[Dataset extract Boundary: Start]

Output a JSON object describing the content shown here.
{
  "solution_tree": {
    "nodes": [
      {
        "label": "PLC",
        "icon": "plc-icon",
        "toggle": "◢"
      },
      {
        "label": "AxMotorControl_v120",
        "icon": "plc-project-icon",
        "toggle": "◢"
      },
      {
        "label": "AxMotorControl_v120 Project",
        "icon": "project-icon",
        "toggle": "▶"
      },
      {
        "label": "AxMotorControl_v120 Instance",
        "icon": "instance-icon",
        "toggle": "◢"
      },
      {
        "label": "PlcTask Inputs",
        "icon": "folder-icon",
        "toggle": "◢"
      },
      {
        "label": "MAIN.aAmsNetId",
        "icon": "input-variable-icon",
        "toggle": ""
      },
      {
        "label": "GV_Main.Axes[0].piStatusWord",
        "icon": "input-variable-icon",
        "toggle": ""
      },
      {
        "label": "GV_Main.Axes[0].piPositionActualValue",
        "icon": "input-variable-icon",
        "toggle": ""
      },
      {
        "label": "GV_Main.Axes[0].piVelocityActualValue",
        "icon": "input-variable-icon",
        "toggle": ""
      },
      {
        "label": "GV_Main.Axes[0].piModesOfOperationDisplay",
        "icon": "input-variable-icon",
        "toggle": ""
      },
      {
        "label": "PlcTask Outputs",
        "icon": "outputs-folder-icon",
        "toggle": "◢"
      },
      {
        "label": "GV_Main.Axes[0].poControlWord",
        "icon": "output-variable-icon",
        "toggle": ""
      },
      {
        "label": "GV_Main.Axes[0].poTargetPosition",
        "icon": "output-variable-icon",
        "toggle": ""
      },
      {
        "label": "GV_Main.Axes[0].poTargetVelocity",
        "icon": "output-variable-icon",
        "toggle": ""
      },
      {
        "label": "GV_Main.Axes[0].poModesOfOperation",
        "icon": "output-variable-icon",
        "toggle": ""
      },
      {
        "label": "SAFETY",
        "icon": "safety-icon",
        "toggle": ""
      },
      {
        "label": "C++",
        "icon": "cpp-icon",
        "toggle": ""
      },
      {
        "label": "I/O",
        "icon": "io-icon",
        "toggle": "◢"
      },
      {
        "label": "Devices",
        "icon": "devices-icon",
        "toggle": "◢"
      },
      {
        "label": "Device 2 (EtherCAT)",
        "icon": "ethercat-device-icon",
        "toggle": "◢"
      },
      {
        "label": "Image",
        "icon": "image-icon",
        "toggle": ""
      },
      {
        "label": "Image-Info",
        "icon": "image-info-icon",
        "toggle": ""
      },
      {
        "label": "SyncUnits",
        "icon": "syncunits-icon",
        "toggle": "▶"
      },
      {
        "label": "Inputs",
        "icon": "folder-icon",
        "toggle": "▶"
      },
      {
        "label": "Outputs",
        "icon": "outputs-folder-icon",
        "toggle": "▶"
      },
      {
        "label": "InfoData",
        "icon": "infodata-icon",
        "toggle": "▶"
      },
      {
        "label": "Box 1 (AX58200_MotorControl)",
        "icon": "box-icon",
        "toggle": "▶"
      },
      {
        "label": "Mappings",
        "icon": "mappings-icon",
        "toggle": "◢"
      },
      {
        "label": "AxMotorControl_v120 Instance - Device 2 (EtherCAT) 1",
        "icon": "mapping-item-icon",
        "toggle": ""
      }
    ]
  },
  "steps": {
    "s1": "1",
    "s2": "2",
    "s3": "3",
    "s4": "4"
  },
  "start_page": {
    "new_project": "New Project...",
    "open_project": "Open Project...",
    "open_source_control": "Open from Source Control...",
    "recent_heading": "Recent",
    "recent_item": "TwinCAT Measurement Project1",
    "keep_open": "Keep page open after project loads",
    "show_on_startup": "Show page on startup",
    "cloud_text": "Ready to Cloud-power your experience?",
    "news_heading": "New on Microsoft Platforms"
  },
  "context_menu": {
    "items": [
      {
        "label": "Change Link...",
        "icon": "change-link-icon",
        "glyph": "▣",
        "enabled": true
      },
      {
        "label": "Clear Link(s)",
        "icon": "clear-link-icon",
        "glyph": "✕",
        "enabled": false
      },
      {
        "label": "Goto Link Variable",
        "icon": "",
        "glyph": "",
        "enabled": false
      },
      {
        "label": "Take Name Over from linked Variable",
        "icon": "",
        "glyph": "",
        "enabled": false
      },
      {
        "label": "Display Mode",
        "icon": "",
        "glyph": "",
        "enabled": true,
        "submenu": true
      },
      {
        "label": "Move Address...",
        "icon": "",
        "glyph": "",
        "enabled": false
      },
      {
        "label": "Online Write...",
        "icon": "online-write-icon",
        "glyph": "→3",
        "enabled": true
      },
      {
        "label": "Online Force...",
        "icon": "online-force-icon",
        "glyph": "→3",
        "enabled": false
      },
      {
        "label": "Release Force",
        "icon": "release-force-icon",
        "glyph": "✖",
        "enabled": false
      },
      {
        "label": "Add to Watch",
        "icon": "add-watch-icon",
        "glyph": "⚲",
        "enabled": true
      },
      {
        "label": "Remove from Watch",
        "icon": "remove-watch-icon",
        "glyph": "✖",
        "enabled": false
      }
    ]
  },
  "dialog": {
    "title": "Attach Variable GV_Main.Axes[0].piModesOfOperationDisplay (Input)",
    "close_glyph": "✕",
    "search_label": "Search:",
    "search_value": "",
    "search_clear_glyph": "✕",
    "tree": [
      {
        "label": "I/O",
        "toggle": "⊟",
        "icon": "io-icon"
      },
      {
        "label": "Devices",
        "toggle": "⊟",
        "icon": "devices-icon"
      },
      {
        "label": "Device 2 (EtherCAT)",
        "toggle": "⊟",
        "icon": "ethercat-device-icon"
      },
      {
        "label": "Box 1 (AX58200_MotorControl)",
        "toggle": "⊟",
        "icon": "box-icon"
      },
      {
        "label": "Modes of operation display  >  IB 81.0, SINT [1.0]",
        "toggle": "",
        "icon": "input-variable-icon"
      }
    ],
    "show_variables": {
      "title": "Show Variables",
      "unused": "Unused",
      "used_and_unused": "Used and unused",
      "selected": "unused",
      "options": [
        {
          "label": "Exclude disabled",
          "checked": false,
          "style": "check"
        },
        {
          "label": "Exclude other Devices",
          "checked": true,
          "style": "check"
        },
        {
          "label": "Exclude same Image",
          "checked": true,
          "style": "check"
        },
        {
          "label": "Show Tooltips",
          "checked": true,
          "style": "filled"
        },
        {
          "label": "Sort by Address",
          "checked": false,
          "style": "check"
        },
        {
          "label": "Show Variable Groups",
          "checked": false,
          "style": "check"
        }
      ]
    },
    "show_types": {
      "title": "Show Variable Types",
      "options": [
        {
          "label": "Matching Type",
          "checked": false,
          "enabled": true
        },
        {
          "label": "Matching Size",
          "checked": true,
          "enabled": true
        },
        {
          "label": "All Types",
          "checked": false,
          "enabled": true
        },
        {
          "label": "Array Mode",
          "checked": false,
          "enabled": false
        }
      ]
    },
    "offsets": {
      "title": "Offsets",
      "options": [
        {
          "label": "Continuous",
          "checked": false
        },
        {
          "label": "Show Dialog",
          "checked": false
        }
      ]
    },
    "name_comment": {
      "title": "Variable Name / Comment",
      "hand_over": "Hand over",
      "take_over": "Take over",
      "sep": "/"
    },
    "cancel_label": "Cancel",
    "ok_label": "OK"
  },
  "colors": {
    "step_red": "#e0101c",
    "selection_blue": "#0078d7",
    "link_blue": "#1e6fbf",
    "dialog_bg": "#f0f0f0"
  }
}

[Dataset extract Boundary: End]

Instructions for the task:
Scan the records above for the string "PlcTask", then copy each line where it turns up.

Result for this exercise:
        "label": "PlcTask Inputs",
        "label": "PlcTask Outputs",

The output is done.